Cutting Off Coal: China with a Firm Rebuke of North Korea

Steven Borowiec

By Steven Borowiec, Contributing Writer

As the mysterious killing of a North Korean continues to dominate the news cycle, another piece of North Korea news may be of even greater significance: China has announced the halting of all coal imports from North Korea until the end of this year, which could signal a hefty blow to North Korea’s economy. Coal is North Korea’s main export, and this cutting off of imports, announced by China’s Commerce Ministry, illustrates the economic power China still holds over North Korea. 

The Commerce Ministry did not offer an explanation when announcing the ban, but it isn’t difficult to come up with possible reasons why Beijing may be keen to rap Pyongyang’s knuckles. Against China’s wishes, North Korea recently launched a new ballistic missile, displaying continued development of its weapons capability. Also, the recently killed Kim Jong-nam had close ties to China, where he lived with family members under state protection. It is possible that China saw his killing as an affront to their efforts to safeguard him. Kim’s death also leaves China with the question of what to do about Kim’s wife and children who are believed to still be living in Beijing. 

For an insight into China’s possible motives, I spoke with Adam Cathcart, an expert on China and North Korea at the University of Leeds in the UK. Cathcart told me it’s likely that the ban has its origins in the recently held meeting between U.S. and China foreign ministers in Germany, writing in an email, “It seems likely that the Chinese Foreign Minister Wang Yi and US Secretary of State Rex Tillerson discussed this in some detail in an hour-long meeting they had in Munich last week, and it is certainly in China's interests at this point to be seen to be making a concession on this front, if only in the interests of preemptively protecting themselves from Trumpian criticism on the matter.”

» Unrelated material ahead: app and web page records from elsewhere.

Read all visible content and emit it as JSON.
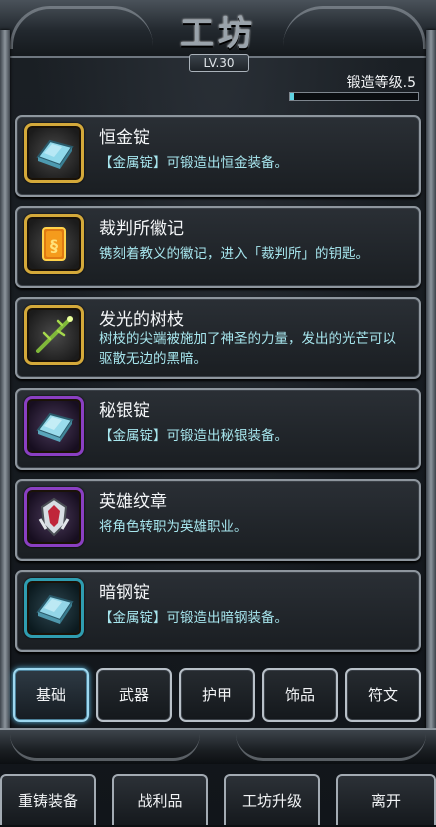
{
  "header": {
    "title": "工坊",
    "level": "LV.30",
    "forge_label": "锻造等级.5",
    "forge_progress": 0.03
  },
  "items": [
    {
      "name": "恒金锭",
      "desc": "【金属锭】可锻造出恒金装备。",
      "icon": "ingot-icon",
      "frame": "gold"
    },
    {
      "name": "裁判所徽记",
      "desc": "镌刻着教义的徽记，进入「裁判所」的钥匙。",
      "icon": "emblem-icon",
      "frame": "gold"
    },
    {
      "name": "发光的树枝",
      "desc": "树枝的尖端被施加了神圣的力量，发出的光芒可以驱散无边的黑暗。",
      "icon": "branch-icon",
      "frame": "gold"
    },
    {
      "name": "秘银锭",
      "desc": "【金属锭】可锻造出秘银装备。",
      "icon": "ingot-icon",
      "frame": "purple"
    },
    {
      "name": "英雄纹章",
      "desc": "将角色转职为英雄职业。",
      "icon": "crest-icon",
      "frame": "purple"
    },
    {
      "name": "暗钢锭",
      "desc": "【金属锭】可锻造出暗钢装备。",
      "icon": "ingot-icon",
      "frame": "teal"
    }
  ],
  "tabs": [
    {
      "label": "基础",
      "active": true
    },
    {
      "label": "武器",
      "active": false
    },
    {
      "label": "护甲",
      "active": false
    },
    {
      "label": "饰品",
      "active": false
    },
    {
      "label": "符文",
      "active": false
    }
  ],
  "bottom_buttons": [
    {
      "label": "重铸装备"
    },
    {
      "label": "战利品"
    },
    {
      "label": "工坊升级"
    },
    {
      "label": "离开"
    }
  ]
}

China and North Korea have a long and cooperative, if at times contentious, relationship that goes back at least to the Korean War. But still, sometimes China feels the need to publicly reprimand the North on certain issues. Fairly or not, China is often believed to hold the key to inducing more compliant behavior from North Korea, and the international community, particularly the US, has long been frustrated with China for its reluctance to crack down more heavily on North Korea for its missile and nuclear programs. 
China also garners criticism from time to time for not fully implementing United Nations sanctions barring various kinds of trade with North Korea. The coal freeze could be a sign of good faith on those fronts from China. It also amounts to “a tacit recognition that China has been lax in enforcing sanctions in the past,” as Benjamin Katzeff Silberstein wrote in the Diplomat.

A bigger question is just how much power China really holds over North Korea. Hazel Smith, a professor at the University of Central Lancashire, told me that Beijing’s sway over North Korean politics is often overestimated, that China actually has little control over political developments in the North. Indeed, there is little indication that the Chinese government has any room to decide what policies are enacted in North Korea, who holds certain government positions and how decision-making power is meted out. 
But it’s important to distinguish between political and economic power. While China is limited in the extent to which it can directly influence North Korean politics, China does hold significant economic power over North Korea in that most of the North’s trade is with China. In recent years, as economic ties with South Korea have frayed, North Korea’s economy has grown ever more reliant on trade with China. 

China also keeps a hand on North Korea’s windpipe by controlling its only active land border. North Korea imports much of what it needs to run the economy from China, and any prolonged stop to cross border traffic would be extremely disruptive. I once asked a North Korean defector who grew up near the border with China how long North Korea’s government would last if China sealed off the border. She answered, “One month”. Coal is North Korea’s main export, and while the state could presumably last more than one month without revenue from exports, a permanent stoppage of sales to China would be a sizeable loss for the North Korean economy. 

The question then is, just how long does China plan to keep the halt to imports in effect for? 

It is possible that China will keep the coal import ban in place long enough to inflict some hurt on North Korea and show that Beijing is serious, but not long enough to cause any severe disruption in North Korea. Let’s not forget, it is still in China’s interest to have a North Korea on its border that is stable and not extremely poor.